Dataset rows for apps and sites
┄┄┄┄┄┄┄┄┄┄┄┄┄┄┄┄┄┄┄┄

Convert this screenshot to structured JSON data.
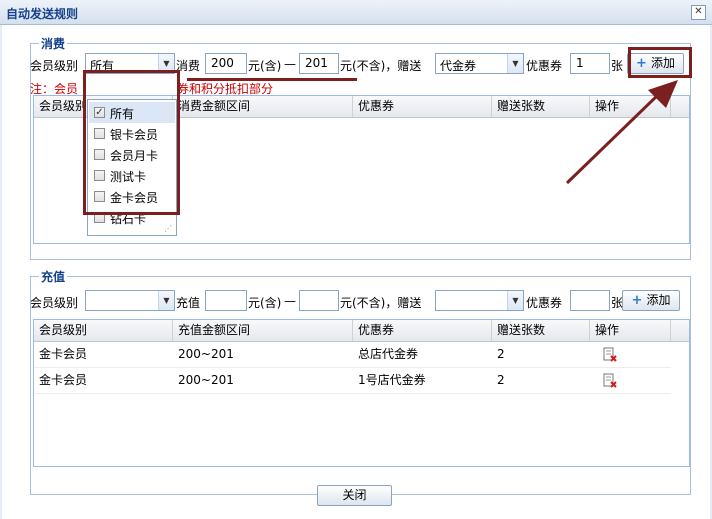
{
  "dialog": {
    "title": "自动发送规则",
    "close_glyph": "✕"
  },
  "consume": {
    "legend": "消费",
    "level_label": "会员级别",
    "level_value": "所有",
    "amount_label": "消费",
    "from_value": "200",
    "from_unit": "元(含)",
    "dash": "—",
    "to_value": "201",
    "to_unit": "元(不含)，赠送",
    "gift_type": "代金券",
    "coupon_label": "优惠券",
    "coupon_qty": "1",
    "qty_unit": "张",
    "add_label": "添加",
    "note_prefix": "注：会员",
    "note_tail": "券和积分抵扣部分",
    "columns": [
      "会员级别",
      "消费金额区间",
      "优惠券",
      "赠送张数",
      "操作"
    ],
    "level_options": [
      {
        "label": "所有",
        "checked": true
      },
      {
        "label": "银卡会员",
        "checked": false
      },
      {
        "label": "会员月卡",
        "checked": false
      },
      {
        "label": "测试卡",
        "checked": false
      },
      {
        "label": "金卡会员",
        "checked": false
      },
      {
        "label": "钻石卡",
        "checked": false
      }
    ]
  },
  "recharge": {
    "legend": "充值",
    "level_label": "会员级别",
    "level_value": "",
    "amount_label": "充值",
    "from_value": "",
    "from_unit": "元(含)",
    "dash": "—",
    "to_value": "",
    "to_unit": "元(不含)，赠送",
    "gift_type": "",
    "coupon_label": "优惠券",
    "coupon_qty": "",
    "qty_unit": "张",
    "add_label": "添加",
    "columns": [
      "会员级别",
      "充值金额区间",
      "优惠券",
      "赠送张数",
      "操作"
    ],
    "rows": [
      {
        "level": "金卡会员",
        "range": "200~201",
        "coupon": "总店代金券",
        "count": "2"
      },
      {
        "level": "金卡会员",
        "range": "200~201",
        "coupon": "1号店代金券",
        "count": "2"
      }
    ]
  },
  "footer": {
    "close_label": "关闭"
  },
  "colors": {
    "annotation": "#7b1f1f",
    "note": "#cc0000",
    "legend": "#15428b"
  }
}
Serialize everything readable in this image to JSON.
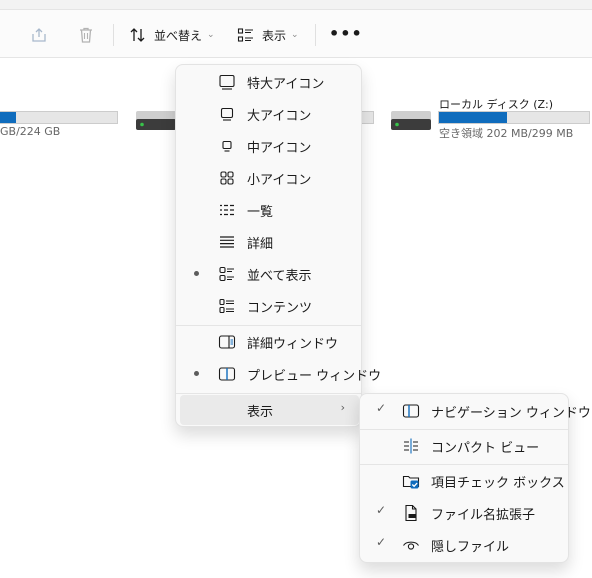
{
  "toolbar": {
    "share_icon": "share-icon",
    "delete_icon": "trash-icon",
    "sort_label": "並べ替え",
    "view_label": "表示",
    "more_label": "•••"
  },
  "drives": {
    "left": {
      "size_text": "GB/224 GB",
      "usage_fraction": 0.14
    },
    "middle": {
      "usage_fraction": 0.0
    },
    "right": {
      "name": "ローカル ディスク (Z:)",
      "size_text": "空き領域 202 MB/299 MB",
      "usage_fraction": 0.45
    }
  },
  "view_menu": {
    "items": [
      {
        "label": "特大アイコン",
        "icon": "extra-large-icons-icon",
        "selected": false
      },
      {
        "label": "大アイコン",
        "icon": "large-icons-icon",
        "selected": false
      },
      {
        "label": "中アイコン",
        "icon": "medium-icons-icon",
        "selected": false
      },
      {
        "label": "小アイコン",
        "icon": "small-icons-icon",
        "selected": false
      },
      {
        "label": "一覧",
        "icon": "list-icon",
        "selected": false
      },
      {
        "label": "詳細",
        "icon": "details-icon",
        "selected": false
      },
      {
        "label": "並べて表示",
        "icon": "tiles-icon",
        "selected": true
      },
      {
        "label": "コンテンツ",
        "icon": "content-icon",
        "selected": false
      },
      {
        "label": "詳細ウィンドウ",
        "icon": "details-pane-icon",
        "selected": false
      },
      {
        "label": "プレビュー ウィンドウ",
        "icon": "preview-pane-icon",
        "selected": true
      },
      {
        "label": "表示",
        "icon": "",
        "has_submenu": true
      }
    ]
  },
  "show_submenu": {
    "items": [
      {
        "label": "ナビゲーション ウィンドウ",
        "icon": "navigation-pane-icon",
        "checked": true
      },
      {
        "label": "コンパクト ビュー",
        "icon": "compact-view-icon",
        "checked": false
      },
      {
        "label": "項目チェック ボックス",
        "icon": "item-checkbox-icon",
        "checked": false
      },
      {
        "label": "ファイル名拡張子",
        "icon": "file-extension-icon",
        "checked": true
      },
      {
        "label": "隠しファイル",
        "icon": "hidden-files-icon",
        "checked": true
      }
    ]
  },
  "colors": {
    "accent": "#0f6cbd",
    "menu_bg": "#f9f9f9",
    "hover": "#eaeaea"
  }
}
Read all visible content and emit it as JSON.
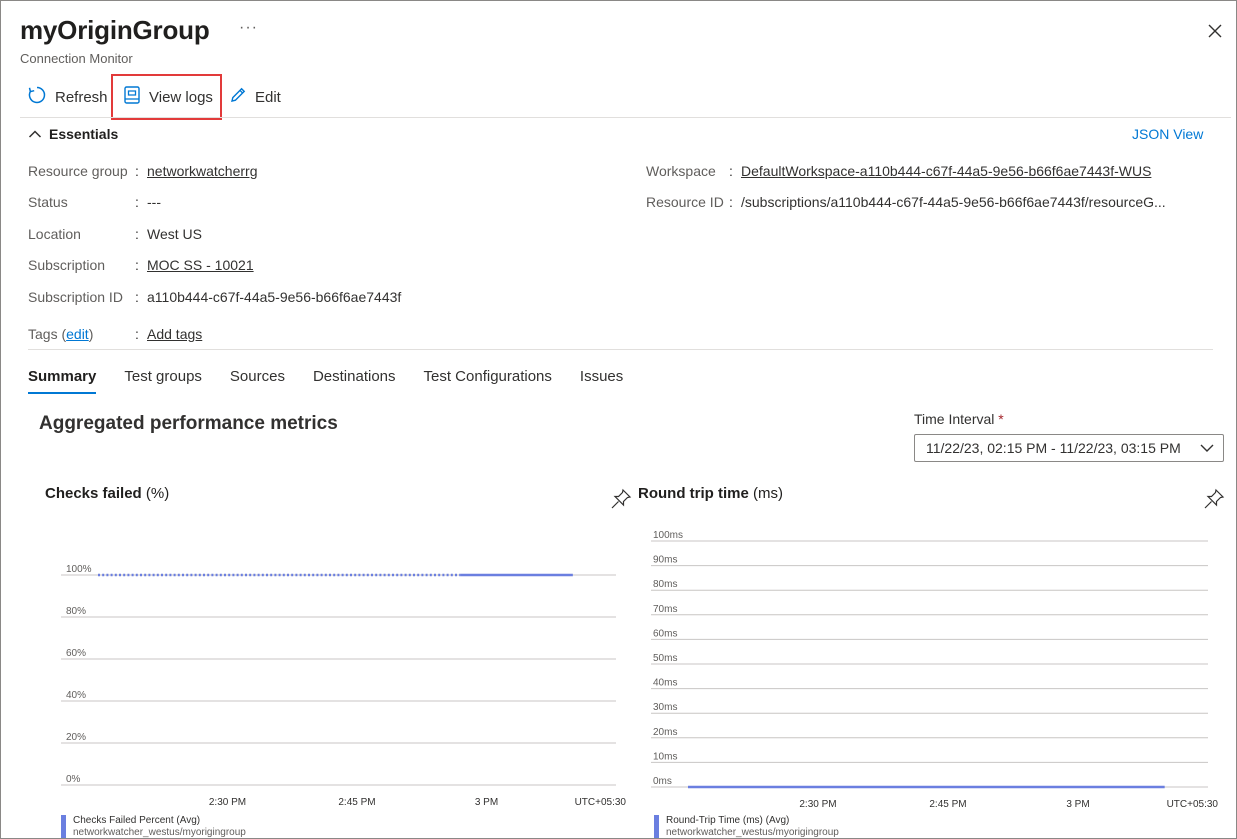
{
  "header": {
    "title": "myOriginGroup",
    "subtitle": "Connection Monitor",
    "more": "···"
  },
  "toolbar": {
    "refresh_label": "Refresh",
    "view_logs_label": "View logs",
    "edit_label": "Edit"
  },
  "essentials": {
    "heading": "Essentials",
    "json_view": "JSON View",
    "left": [
      {
        "key": "Resource group",
        "value": "networkwatcherrg",
        "link": true
      },
      {
        "key": "Status",
        "value": "---",
        "link": false
      },
      {
        "key": "Location",
        "value": "West US",
        "link": false
      },
      {
        "key": "Subscription",
        "value": "MOC SS - 10021",
        "link": true
      },
      {
        "key": "Subscription ID",
        "value": "a110b444-c67f-44a5-9e56-b66f6ae7443f",
        "link": false
      }
    ],
    "tags": {
      "key_prefix": "Tags (",
      "edit": "edit",
      "key_suffix": ")",
      "value": "Add tags"
    },
    "right": [
      {
        "key": "Workspace",
        "value": "DefaultWorkspace-a110b444-c67f-44a5-9e56-b66f6ae7443f-WUS",
        "link": true
      },
      {
        "key": "Resource ID",
        "value": "/subscriptions/a110b444-c67f-44a5-9e56-b66f6ae7443f/resourceG...",
        "link": false
      }
    ]
  },
  "tabs": [
    "Summary",
    "Test groups",
    "Sources",
    "Destinations",
    "Test Configurations",
    "Issues"
  ],
  "perf": {
    "title": "Aggregated performance metrics",
    "time_interval_label": "Time Interval",
    "time_interval_required": "*",
    "time_interval_value": "11/22/23, 02:15 PM - 11/22/23, 03:15 PM"
  },
  "colors": {
    "accent": "#0078d4",
    "series": "#6b7fe0",
    "highlight_border": "#e23a3a"
  },
  "chart_data": [
    {
      "type": "line",
      "title": "Checks failed",
      "title_unit": "(%)",
      "y_ticks": [
        "100%",
        "80%",
        "60%",
        "40%",
        "20%",
        "0%"
      ],
      "ylim": [
        0,
        100
      ],
      "x_ticks": [
        "2:30 PM",
        "2:45 PM",
        "3 PM"
      ],
      "x_tick_values": [
        "14:30",
        "14:45",
        "15:00"
      ],
      "xlim": [
        "14:15",
        "15:15"
      ],
      "timezone": "UTC+05:30",
      "series": [
        {
          "name": "Checks Failed Percent (Avg)",
          "sub": "networkwatcher_westus/myorigingroup",
          "dashed_x": [
            "14:15",
            "14:57"
          ],
          "solid_x": [
            "14:57",
            "15:10"
          ],
          "value": 100
        }
      ],
      "grid": true
    },
    {
      "type": "line",
      "title": "Round trip time",
      "title_unit": "(ms)",
      "y_ticks": [
        "100ms",
        "90ms",
        "80ms",
        "70ms",
        "60ms",
        "50ms",
        "40ms",
        "30ms",
        "20ms",
        "10ms",
        "0ms"
      ],
      "ylim": [
        0,
        100
      ],
      "x_ticks": [
        "2:30 PM",
        "2:45 PM",
        "3 PM"
      ],
      "x_tick_values": [
        "14:30",
        "14:45",
        "15:00"
      ],
      "xlim": [
        "14:15",
        "15:15"
      ],
      "timezone": "UTC+05:30",
      "series": [
        {
          "name": "Round-Trip Time (ms) (Avg)",
          "sub": "networkwatcher_westus/myorigingroup",
          "solid_x": [
            "14:15",
            "15:10"
          ],
          "value": 0
        }
      ],
      "grid": true
    }
  ]
}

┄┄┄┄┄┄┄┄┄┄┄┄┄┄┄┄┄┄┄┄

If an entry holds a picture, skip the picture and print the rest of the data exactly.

▸ Reply to the task:
Convert this screenshot to structured JSON data.
{
  "dialog": {
    "title": "自动发送规则",
    "close_glyph": "✕"
  },
  "consume": {
    "legend": "消费",
    "level_label": "会员级别",
    "level_value": "所有",
    "amount_label": "消费",
    "from_value": "200",
    "from_unit": "元(含)",
    "dash": "—",
    "to_value": "201",
    "to_unit": "元(不含)，赠送",
    "gift_type": "代金券",
    "coupon_label": "优惠券",
    "coupon_qty": "1",
    "qty_unit": "张",
    "add_label": "添加",
    "note_prefix": "注：会员",
    "note_tail": "券和积分抵扣部分",
    "columns": [
      "会员级别",
      "消费金额区间",
      "优惠券",
      "赠送张数",
      "操作"
    ],
    "level_options": [
      {
        "label": "所有",
        "checked": true
      },
      {
        "label": "银卡会员",
        "checked": false
      },
      {
        "label": "会员月卡",
        "checked": false
      },
      {
        "label": "测试卡",
        "checked": false
      },
      {
        "label": "金卡会员",
        "checked": false
      },
      {
        "label": "钻石卡",
        "checked": false
      }
    ]
  },
  "recharge": {
    "legend": "充值",
    "level_label": "会员级别",
    "level_value": "",
    "amount_label": "充值",
    "from_value": "",
    "from_unit": "元(含)",
    "dash": "—",
    "to_value": "",
    "to_unit": "元(不含)，赠送",
    "gift_type": "",
    "coupon_label": "优惠券",
    "coupon_qty": "",
    "qty_unit": "张",
    "add_label": "添加",
    "columns": [
      "会员级别",
      "充值金额区间",
      "优惠券",
      "赠送张数",
      "操作"
    ],
    "rows": [
      {
        "level": "金卡会员",
        "range": "200~201",
        "coupon": "总店代金券",
        "count": "2"
      },
      {
        "level": "金卡会员",
        "range": "200~201",
        "coupon": "1号店代金券",
        "count": "2"
      }
    ]
  },
  "footer": {
    "close_label": "关闭"
  },
  "colors": {
    "annotation": "#7b1f1f",
    "note": "#cc0000",
    "legend": "#15428b"
  }
}
Serialize everything readable in this image to JSON.
{
  "toolbar": {
    "share_icon": "share-icon",
    "delete_icon": "trash-icon",
    "sort_label": "並べ替え",
    "view_label": "表示",
    "more_label": "•••"
  },
  "drives": {
    "left": {
      "size_text": "GB/224 GB",
      "usage_fraction": 0.14
    },
    "middle": {
      "usage_fraction": 0.0
    },
    "right": {
      "name": "ローカル ディスク (Z:)",
      "size_text": "空き領域 202 MB/299 MB",
      "usage_fraction": 0.45
    }
  },
  "view_menu": {
    "items": [
      {
        "label": "特大アイコン",
        "icon": "extra-large-icons-icon",
        "selected": false
      },
      {
        "label": "大アイコン",
        "icon": "large-icons-icon",
        "selected": false
      },
      {
        "label": "中アイコン",
        "icon": "medium-icons-icon",
        "selected": false
      },
      {
        "label": "小アイコン",
        "icon": "small-icons-icon",
        "selected": false
      },
      {
        "label": "一覧",
        "icon": "list-icon",
        "selected": false
      },
      {
        "label": "詳細",
        "icon": "details-icon",
        "selected": false
      },
      {
        "label": "並べて表示",
        "icon": "tiles-icon",
        "selected": true
      },
      {
        "label": "コンテンツ",
        "icon": "content-icon",
        "selected": false
      },
      {
        "label": "詳細ウィンドウ",
        "icon": "details-pane-icon",
        "selected": false
      },
      {
        "label": "プレビュー ウィンドウ",
        "icon": "preview-pane-icon",
        "selected": true
      },
      {
        "label": "表示",
        "icon": "",
        "has_submenu": true
      }
    ]
  },
  "show_submenu": {
    "items": [
      {
        "label": "ナビゲーション ウィンドウ",
        "icon": "navigation-pane-icon",
        "checked": true
      },
      {
        "label": "コンパクト ビュー",
        "icon": "compact-view-icon",
        "checked": false
      },
      {
        "label": "項目チェック ボックス",
        "icon": "item-checkbox-icon",
        "checked": false
      },
      {
        "label": "ファイル名拡張子",
        "icon": "file-extension-icon",
        "checked": true
      },
      {
        "label": "隠しファイル",
        "icon": "hidden-files-icon",
        "checked": true
      }
    ]
  },
  "colors": {
    "accent": "#0f6cbd",
    "menu_bg": "#f9f9f9",
    "hover": "#eaeaea"
  }
}
Read all visible content and emit it as JSON.
{
  "header": {
    "title": "myOriginGroup",
    "subtitle": "Connection Monitor",
    "more": "···"
  },
  "toolbar": {
    "refresh_label": "Refresh",
    "view_logs_label": "View logs",
    "edit_label": "Edit"
  },
  "essentials": {
    "heading": "Essentials",
    "json_view": "JSON View",
    "left": [
      {
        "key": "Resource group",
        "value": "networkwatcherrg",
        "link": true
      },
      {
        "key": "Status",
        "value": "---",
        "link": false
      },
      {
        "key": "Location",
        "value": "West US",
        "link": false
      },
      {
        "key": "Subscription",
        "value": "MOC SS - 10021",
        "link": true
      },
      {
        "key": "Subscription ID",
        "value": "a110b444-c67f-44a5-9e56-b66f6ae7443f",
        "link": false
      }
    ],
    "tags": {
      "key_prefix": "Tags (",
      "edit": "edit",
      "key_suffix": ")",
      "value": "Add tags"
    },
    "right": [
      {
        "key": "Workspace",
        "value": "DefaultWorkspace-a110b444-c67f-44a5-9e56-b66f6ae7443f-WUS",
        "link": true
      },
      {
        "key": "Resource ID",
        "value": "/subscriptions/a110b444-c67f-44a5-9e56-b66f6ae7443f/resourceG...",
        "link": false
      }
    ]
  },
  "tabs": [
    "Summary",
    "Test groups",
    "Sources",
    "Destinations",
    "Test Configurations",
    "Issues"
  ],
  "perf": {
    "title": "Aggregated performance metrics",
    "time_interval_label": "Time Interval",
    "time_interval_required": "*",
    "time_interval_value": "11/22/23, 02:15 PM - 11/22/23, 03:15 PM"
  },
  "colors": {
    "accent": "#0078d4",
    "series": "#6b7fe0",
    "highlight_border": "#e23a3a"
  },
  "chart_data": [
    {
      "type": "line",
      "title": "Checks failed",
      "title_unit": "(%)",
      "y_ticks": [
        "100%",
        "80%",
        "60%",
        "40%",
        "20%",
        "0%"
      ],
      "ylim": [
        0,
        100
      ],
      "x_ticks": [
        "2:30 PM",
        "2:45 PM",
        "3 PM"
      ],
      "x_tick_values": [
        "14:30",
        "14:45",
        "15:00"
      ],
      "xlim": [
        "14:15",
        "15:15"
      ],
      "timezone": "UTC+05:30",
      "series": [
        {
          "name": "Checks Failed Percent (Avg)",
          "sub": "networkwatcher_westus/myorigingroup",
          "dashed_x": [
            "14:15",
            "14:57"
          ],
          "solid_x": [
            "14:57",
            "15:10"
          ],
          "value": 100
        }
      ],
      "grid": true
    },
    {
      "type": "line",
      "title": "Round trip time",
      "title_unit": "(ms)",
      "y_ticks": [
        "100ms",
        "90ms",
        "80ms",
        "70ms",
        "60ms",
        "50ms",
        "40ms",
        "30ms",
        "20ms",
        "10ms",
        "0ms"
      ],
      "ylim": [
        0,
        100
      ],
      "x_ticks": [
        "2:30 PM",
        "2:45 PM",
        "3 PM"
      ],
      "x_tick_values": [
        "14:30",
        "14:45",
        "15:00"
      ],
      "xlim": [
        "14:15",
        "15:15"
      ],
      "timezone": "UTC+05:30",
      "series": [
        {
          "name": "Round-Trip Time (ms) (Avg)",
          "sub": "networkwatcher_westus/myorigingroup",
          "solid_x": [
            "14:15",
            "15:10"
          ],
          "value": 0
        }
      ],
      "grid": true
    }
  ]
}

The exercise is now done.